In a press release, LCX also gave an update on the investigation into the hack that saw it lose around $8 million, noting that the case is now being handled in several jurisdictions, including Liechtenstein, Ireland, Spain, and the United States.
Additionally, it has been able to track down and freeze around 60% of the stolen funds. These include 500 ETH and $1.3 million worth of stolen USDC. LCX says it used “algorithmic forensic analysis” to track down the transactions which were obfuscated using Tornado cash, a digital currency mixing tool.
ApolloX is a cryptocurrency derivatives exchange founded by experts with backgrounds in traditional financial institutions, technology companies, and other leading crypto exchanges.

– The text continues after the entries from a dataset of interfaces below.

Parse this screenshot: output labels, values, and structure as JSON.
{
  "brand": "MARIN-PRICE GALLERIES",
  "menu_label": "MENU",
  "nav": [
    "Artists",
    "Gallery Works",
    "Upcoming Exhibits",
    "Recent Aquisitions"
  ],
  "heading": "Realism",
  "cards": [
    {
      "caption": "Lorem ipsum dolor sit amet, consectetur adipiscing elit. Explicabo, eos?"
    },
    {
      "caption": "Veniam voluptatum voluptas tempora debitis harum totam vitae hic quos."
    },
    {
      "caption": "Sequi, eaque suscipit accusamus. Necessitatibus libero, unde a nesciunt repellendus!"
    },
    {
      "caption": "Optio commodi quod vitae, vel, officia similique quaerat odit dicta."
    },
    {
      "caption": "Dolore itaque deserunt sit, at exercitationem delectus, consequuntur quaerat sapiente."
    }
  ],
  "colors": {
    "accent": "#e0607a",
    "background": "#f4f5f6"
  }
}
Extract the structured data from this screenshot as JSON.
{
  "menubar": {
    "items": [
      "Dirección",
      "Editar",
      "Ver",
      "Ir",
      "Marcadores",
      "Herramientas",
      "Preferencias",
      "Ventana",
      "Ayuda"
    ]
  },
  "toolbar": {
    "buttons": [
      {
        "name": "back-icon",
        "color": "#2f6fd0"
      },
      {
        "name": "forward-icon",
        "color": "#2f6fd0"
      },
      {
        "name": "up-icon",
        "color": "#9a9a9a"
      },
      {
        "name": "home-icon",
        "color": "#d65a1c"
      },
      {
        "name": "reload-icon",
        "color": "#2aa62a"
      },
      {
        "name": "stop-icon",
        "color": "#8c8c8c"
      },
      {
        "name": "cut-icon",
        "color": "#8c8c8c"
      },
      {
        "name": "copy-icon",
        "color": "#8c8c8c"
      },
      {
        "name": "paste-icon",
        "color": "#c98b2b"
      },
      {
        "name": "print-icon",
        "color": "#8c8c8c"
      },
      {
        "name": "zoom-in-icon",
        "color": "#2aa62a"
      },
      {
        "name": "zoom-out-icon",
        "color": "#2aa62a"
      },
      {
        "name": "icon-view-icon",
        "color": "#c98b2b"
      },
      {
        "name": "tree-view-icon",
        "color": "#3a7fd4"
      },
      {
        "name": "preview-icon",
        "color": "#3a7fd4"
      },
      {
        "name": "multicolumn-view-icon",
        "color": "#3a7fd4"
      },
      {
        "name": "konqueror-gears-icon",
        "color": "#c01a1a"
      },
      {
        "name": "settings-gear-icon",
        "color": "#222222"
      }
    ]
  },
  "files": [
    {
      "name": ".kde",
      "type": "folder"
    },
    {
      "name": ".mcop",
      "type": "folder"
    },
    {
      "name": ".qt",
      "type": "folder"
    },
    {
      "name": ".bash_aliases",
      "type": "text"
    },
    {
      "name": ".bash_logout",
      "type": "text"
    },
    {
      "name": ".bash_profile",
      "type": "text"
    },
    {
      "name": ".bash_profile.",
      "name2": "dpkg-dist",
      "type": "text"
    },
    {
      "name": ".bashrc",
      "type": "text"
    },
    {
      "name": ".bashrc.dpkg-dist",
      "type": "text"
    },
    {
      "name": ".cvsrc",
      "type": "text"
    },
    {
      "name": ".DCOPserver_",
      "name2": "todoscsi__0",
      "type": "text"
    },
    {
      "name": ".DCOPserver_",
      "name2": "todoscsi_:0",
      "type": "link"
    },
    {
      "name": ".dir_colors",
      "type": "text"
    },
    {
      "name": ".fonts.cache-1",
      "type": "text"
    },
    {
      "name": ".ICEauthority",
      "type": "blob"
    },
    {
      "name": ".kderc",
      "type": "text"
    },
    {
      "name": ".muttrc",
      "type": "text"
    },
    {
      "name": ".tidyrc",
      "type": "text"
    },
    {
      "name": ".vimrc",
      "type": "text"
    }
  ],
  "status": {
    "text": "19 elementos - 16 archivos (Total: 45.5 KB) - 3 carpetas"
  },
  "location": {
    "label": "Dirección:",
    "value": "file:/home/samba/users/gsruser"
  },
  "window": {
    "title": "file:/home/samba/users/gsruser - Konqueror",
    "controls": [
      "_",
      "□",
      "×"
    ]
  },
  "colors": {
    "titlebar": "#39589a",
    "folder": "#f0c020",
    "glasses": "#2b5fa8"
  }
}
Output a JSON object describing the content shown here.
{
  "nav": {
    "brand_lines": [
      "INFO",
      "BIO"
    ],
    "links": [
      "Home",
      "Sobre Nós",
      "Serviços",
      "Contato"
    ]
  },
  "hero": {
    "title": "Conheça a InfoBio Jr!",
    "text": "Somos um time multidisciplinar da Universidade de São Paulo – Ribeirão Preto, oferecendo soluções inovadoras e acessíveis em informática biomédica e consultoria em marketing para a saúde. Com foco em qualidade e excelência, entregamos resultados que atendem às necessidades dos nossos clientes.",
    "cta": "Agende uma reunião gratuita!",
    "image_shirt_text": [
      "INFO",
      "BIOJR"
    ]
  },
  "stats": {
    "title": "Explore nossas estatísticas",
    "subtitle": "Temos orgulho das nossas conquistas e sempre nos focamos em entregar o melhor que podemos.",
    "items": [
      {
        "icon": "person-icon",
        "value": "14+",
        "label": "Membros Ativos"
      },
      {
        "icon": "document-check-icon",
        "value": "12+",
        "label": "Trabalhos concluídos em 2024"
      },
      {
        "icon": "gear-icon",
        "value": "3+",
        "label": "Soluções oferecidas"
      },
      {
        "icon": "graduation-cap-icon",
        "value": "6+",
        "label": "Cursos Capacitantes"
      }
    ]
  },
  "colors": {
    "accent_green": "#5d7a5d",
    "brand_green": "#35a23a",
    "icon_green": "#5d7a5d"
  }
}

The network was hacked by malicious players who carted away 53 million APX tokens worth $2.8 million.
ApolloX has revealed that the hacker exploited a bug in the network’s trading rewards contract to accumulate 255 signatures which were used to withdraw 53 million APX tokens from the withdrawal contract.
The attacker wrote a contract that calls ApolloxExchangeTreasury's claim function in a loop in, withdrawing a lot of $APX tokens. ApolloX also deploys another similar ApolloxTradingReward contract for processing rewards of trade mining. There is a signature replay issue here as signers of the two contracts were indeed the same address before the attack occurred. There is also an ApolloxLeaderBoard contract doing the same thing.
The attacker replayed the signature signed for the ApolloxTradingReward in the ApolloxExchangeTreasury. When decoding the message, the latter resolves the reservedAmount as deadline, and the reservedAmount is large enough to pass the verification normally.
After the attack, the ApolloX team set the signers of the three contracts, ApolloxTradingReward, ApolloxExchangeTreasury, and ApolloxLeaderBoard, to different addresses, thus avoiding the risk of signature replay.
The network tried to arrest the situation by making an emergency repurchase of 12,748,585 APX tokens worth $600,000.
Attacker didn’t use Tornado
Indications have emerged that the ApolloX hacker begged for the gas fees he used to carry out the attack from crypto community members.
According to Officer_cia, the hacker sent him a message where he begged for 1 Matic that was eventually used as gas fees for the exploit.